**** Materials provided
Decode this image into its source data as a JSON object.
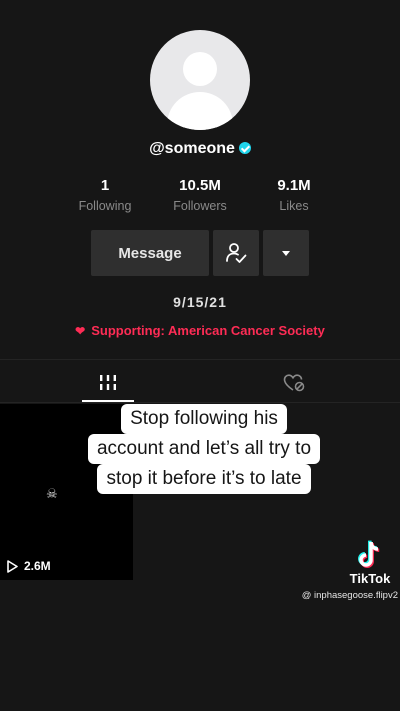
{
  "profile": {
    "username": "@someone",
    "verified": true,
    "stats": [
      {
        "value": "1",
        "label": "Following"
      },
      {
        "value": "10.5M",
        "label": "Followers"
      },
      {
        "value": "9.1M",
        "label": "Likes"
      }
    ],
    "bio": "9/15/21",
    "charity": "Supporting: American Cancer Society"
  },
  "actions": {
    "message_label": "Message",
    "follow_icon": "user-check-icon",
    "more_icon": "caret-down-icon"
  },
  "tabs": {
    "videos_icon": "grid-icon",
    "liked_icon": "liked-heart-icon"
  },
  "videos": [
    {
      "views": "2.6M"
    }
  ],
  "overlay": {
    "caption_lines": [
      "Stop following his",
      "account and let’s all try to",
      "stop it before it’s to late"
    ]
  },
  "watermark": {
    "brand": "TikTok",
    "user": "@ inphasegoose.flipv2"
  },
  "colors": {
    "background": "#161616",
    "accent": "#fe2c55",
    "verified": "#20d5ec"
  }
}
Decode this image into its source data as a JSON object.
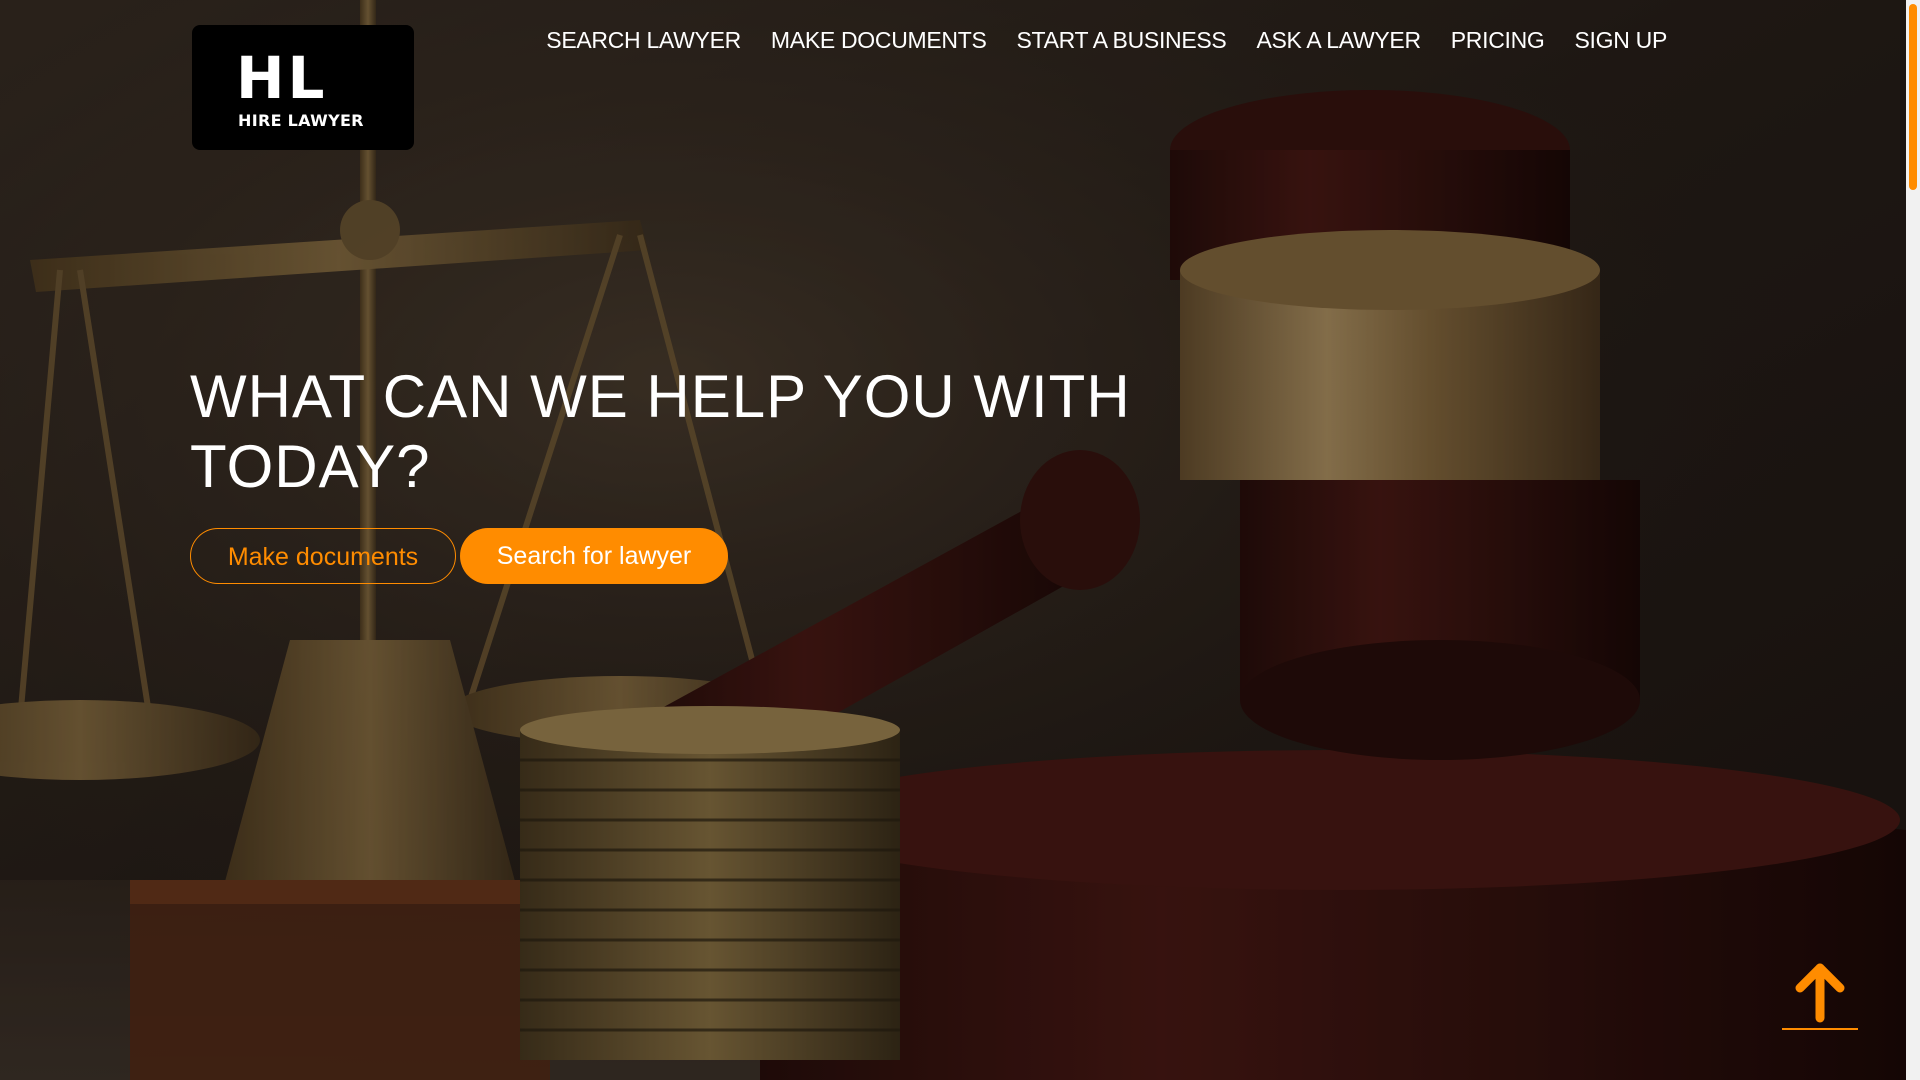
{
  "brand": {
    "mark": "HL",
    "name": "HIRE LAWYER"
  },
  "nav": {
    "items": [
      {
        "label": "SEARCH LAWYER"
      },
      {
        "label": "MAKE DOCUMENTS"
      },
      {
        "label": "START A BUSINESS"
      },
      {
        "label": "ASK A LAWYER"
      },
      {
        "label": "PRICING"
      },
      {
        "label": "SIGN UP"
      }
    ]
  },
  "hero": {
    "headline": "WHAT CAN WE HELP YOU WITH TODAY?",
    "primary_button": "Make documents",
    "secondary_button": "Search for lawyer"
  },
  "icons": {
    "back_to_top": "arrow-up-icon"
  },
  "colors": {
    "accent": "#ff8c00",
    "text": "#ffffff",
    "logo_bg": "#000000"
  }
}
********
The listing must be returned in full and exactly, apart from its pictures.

▶ [Answer space]
Decode this image into its source data as a JSON object.
{
  "profile": {
    "username": "@someone",
    "verified": true,
    "stats": [
      {
        "value": "1",
        "label": "Following"
      },
      {
        "value": "10.5M",
        "label": "Followers"
      },
      {
        "value": "9.1M",
        "label": "Likes"
      }
    ],
    "bio": "9/15/21",
    "charity": "Supporting: American Cancer Society"
  },
  "actions": {
    "message_label": "Message",
    "follow_icon": "user-check-icon",
    "more_icon": "caret-down-icon"
  },
  "tabs": {
    "videos_icon": "grid-icon",
    "liked_icon": "liked-heart-icon"
  },
  "videos": [
    {
      "views": "2.6M"
    }
  ],
  "overlay": {
    "caption_lines": [
      "Stop following his",
      "account and let’s all try to",
      "stop it before it’s to late"
    ]
  },
  "watermark": {
    "brand": "TikTok",
    "user": "@ inphasegoose.flipv2"
  },
  "colors": {
    "background": "#161616",
    "accent": "#fe2c55",
    "verified": "#20d5ec"
  }
}
Decode this image into its source data as a JSON object.
{
  "brand": {
    "mark": "HL",
    "name": "HIRE LAWYER"
  },
  "nav": {
    "items": [
      {
        "label": "SEARCH LAWYER"
      },
      {
        "label": "MAKE DOCUMENTS"
      },
      {
        "label": "START A BUSINESS"
      },
      {
        "label": "ASK A LAWYER"
      },
      {
        "label": "PRICING"
      },
      {
        "label": "SIGN UP"
      }
    ]
  },
  "hero": {
    "headline": "WHAT CAN WE HELP YOU WITH TODAY?",
    "primary_button": "Make documents",
    "secondary_button": "Search for lawyer"
  },
  "icons": {
    "back_to_top": "arrow-up-icon"
  },
  "colors": {
    "accent": "#ff8c00",
    "text": "#ffffff",
    "logo_bg": "#000000"
  }
}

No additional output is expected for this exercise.